Starting from the first line below, repeat the data exactly through to the last.

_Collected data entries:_
:::::

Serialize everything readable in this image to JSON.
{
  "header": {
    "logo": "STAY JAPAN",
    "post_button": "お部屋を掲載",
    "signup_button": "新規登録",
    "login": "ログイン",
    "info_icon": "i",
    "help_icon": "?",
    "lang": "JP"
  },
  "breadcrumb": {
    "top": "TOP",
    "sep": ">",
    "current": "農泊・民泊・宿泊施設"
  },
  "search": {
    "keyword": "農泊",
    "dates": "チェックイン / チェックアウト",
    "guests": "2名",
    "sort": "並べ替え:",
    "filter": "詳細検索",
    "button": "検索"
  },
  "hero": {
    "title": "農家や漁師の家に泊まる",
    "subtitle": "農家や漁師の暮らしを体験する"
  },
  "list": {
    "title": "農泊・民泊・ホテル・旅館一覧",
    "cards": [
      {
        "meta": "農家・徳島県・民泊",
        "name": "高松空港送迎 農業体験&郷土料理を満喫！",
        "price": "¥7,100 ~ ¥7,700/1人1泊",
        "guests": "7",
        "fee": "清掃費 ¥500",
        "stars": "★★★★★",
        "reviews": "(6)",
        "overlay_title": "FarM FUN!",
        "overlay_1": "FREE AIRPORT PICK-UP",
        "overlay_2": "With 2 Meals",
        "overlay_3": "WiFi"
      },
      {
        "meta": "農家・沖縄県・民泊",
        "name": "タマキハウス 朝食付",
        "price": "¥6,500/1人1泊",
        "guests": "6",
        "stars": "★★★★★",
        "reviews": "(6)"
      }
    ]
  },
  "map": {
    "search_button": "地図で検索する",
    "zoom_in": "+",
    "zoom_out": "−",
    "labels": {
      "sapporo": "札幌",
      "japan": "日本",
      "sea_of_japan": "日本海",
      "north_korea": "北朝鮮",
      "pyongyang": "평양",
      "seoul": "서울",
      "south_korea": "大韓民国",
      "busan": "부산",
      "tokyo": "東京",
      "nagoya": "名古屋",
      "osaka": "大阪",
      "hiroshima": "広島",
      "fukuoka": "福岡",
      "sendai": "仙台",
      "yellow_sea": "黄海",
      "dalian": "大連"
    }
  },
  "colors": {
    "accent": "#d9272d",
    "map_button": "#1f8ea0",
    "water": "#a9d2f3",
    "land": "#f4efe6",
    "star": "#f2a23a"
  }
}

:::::

_RESPONSE BELOW:_
Serialize everything readable in this image to JSON.
{
  "header": {
    "logo": "STAY JAPAN",
    "post_button": "お部屋を掲載",
    "signup_button": "新規登録",
    "login": "ログイン",
    "info_icon": "i",
    "help_icon": "?",
    "lang": "JP"
  },
  "breadcrumb": {
    "top": "TOP",
    "sep": ">",
    "current": "農泊・民泊・宿泊施設"
  },
  "search": {
    "keyword": "農泊",
    "dates": "チェックイン / チェックアウト",
    "guests": "2名",
    "sort": "並べ替え:",
    "filter": "詳細検索",
    "button": "検索"
  },
  "hero": {
    "title": "農家や漁師の家に泊まる",
    "subtitle": "農家や漁師の暮らしを体験する"
  },
  "list": {
    "title": "農泊・民泊・ホテル・旅館一覧",
    "cards": [
      {
        "meta": "農家・徳島県・民泊",
        "name": "高松空港送迎 農業体験&郷土料理を満喫！",
        "price": "¥7,100 ~ ¥7,700/1人1泊",
        "guests": "7",
        "fee": "清掃費 ¥500",
        "stars": "★★★★★",
        "reviews": "(6)",
        "overlay_title": "FarM FUN!",
        "overlay_1": "FREE AIRPORT PICK-UP",
        "overlay_2": "With 2 Meals",
        "overlay_3": "WiFi"
      },
      {
        "meta": "農家・沖縄県・民泊",
        "name": "タマキハウス 朝食付",
        "price": "¥6,500/1人1泊",
        "guests": "6",
        "stars": "★★★★★",
        "reviews": "(6)"
      }
    ]
  },
  "map": {
    "search_button": "地図で検索する",
    "zoom_in": "+",
    "zoom_out": "−",
    "labels": {
      "sapporo": "札幌",
      "japan": "日本",
      "sea_of_japan": "日本海",
      "north_korea": "北朝鮮",
      "pyongyang": "평양",
      "seoul": "서울",
      "south_korea": "大韓民国",
      "busan": "부산",
      "tokyo": "東京",
      "nagoya": "名古屋",
      "osaka": "大阪",
      "hiroshima": "広島",
      "fukuoka": "福岡",
      "sendai": "仙台",
      "yellow_sea": "黄海",
      "dalian": "大連"
    }
  },
  "colors": {
    "accent": "#d9272d",
    "map_button": "#1f8ea0",
    "water": "#a9d2f3",
    "land": "#f4efe6",
    "star": "#f2a23a"
  }
}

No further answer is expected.